  53. Wang XR, Tsumura Y, Yoshimaru H, Nagasaka K, Szmidt AE (1999) Phylogenetic relationships of Eurasian pines (Pinus, Pinaceae) based on chloroplast rbcL, matK, rpl20-rps18 spacer, and trnV intron sequences. Am J Bot 86:1742–1753CrossRefPubMedGoogle Scholar
  54. Wang XQ, Tank DC, Sang T (2000) Phylogeny and divergence times in Pinaceae: evidence from three genomes. Mol Biol Evol 17:773–781PubMedGoogle Scholar
  55. Watano Y, Imazu M, Shimizu T (1995) Chloroplast DNA typing by PCR-SSCP in the Pinus pumila-P. parviflora var. pentaphylla Complex (Pinaceae). J Plant Res 108:493–499CrossRefGoogle Scholar
  56. Watano Y, Imazu M, Shimizu T (1996) Spatial distribution of cpDNA and mtDNA haplotypes in a hybrid zone between Pinus pumila and P. parviflora var. pentaphylla (Pinaceae). J Plant Res 109:403–408CrossRefGoogle Scholar
  57. Watano Y, Kanai A, Tani N (2004) Genetic structure of hybrid zones between Pinus pumila and P. parviflora var. pentaphylla (Pinaceae) revealed by molecular hybrid index analysis. Am J Bot 91:65–72CrossRefGoogle Scholar
  58. Wendel JF, Doyle JJ (1998) Phylogenetic incongruence: windows into genome history and molecular evolution. In: Soltis DE, Soltis PS, Doyle JJ (eds) Molecular systematics of plants II DNA sequencing. Kluwer, Dordrecht, pp 265–296Google Scholar
  59. Willyard A, Syring J, Gernandt DS, Liston A, Cronn R (2007) Fossil calibration of molecular divergence infers a moderate mutation rate and recent radiations for Pinus. Mol Biol Evol 24:90–101CrossRefPubMedGoogle Scholar
  60. Won H, Renner SS (2003) Horizontal gene transfer from flowering plants to Gnetum. Proc Natl Acad Sci USA 100:10824–10829CrossRefPubMedGoogle Scholar

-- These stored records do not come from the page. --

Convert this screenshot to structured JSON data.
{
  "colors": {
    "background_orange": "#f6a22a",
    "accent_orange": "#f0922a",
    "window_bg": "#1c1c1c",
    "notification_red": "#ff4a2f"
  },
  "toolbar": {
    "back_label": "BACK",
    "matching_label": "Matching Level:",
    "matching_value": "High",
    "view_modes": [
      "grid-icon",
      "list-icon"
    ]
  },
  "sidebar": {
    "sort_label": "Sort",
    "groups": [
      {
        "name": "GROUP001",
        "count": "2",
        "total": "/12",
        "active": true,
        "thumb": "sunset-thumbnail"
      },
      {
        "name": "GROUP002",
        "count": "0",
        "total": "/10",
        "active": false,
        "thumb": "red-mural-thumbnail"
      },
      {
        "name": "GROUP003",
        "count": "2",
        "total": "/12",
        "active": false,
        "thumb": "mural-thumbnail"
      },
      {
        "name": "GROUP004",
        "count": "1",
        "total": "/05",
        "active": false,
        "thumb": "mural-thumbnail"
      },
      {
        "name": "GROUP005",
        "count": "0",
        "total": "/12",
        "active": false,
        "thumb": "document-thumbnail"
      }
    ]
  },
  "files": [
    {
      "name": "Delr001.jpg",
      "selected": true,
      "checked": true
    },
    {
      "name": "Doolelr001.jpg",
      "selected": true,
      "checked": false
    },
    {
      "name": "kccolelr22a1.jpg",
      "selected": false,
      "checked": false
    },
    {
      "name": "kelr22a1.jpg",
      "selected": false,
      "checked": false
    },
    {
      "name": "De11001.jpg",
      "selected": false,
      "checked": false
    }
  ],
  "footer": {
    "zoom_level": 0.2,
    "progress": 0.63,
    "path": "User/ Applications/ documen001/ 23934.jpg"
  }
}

Copyright information

© The Botanical Society of Japan and Springer 2009

Authors and Affiliations

  • Kiyomi Tsutsui
    • 1
  • Atsushi Suwa
    • 1
  • Kei’ichi Sawada
    • 1
  • Toshihide Kato
    • 1
  • Takeshi A. Ohsawa
    • 2
  • Yasuyuki Watano
    • 2
    Email author
  1. 1.Department of Biology, Faculty of ScienceChiba UniversityChibaJapan
  2. 2.Department of Biology, Graduate School of ScienceChiba UniversityChibaJapan

Personalised recommendations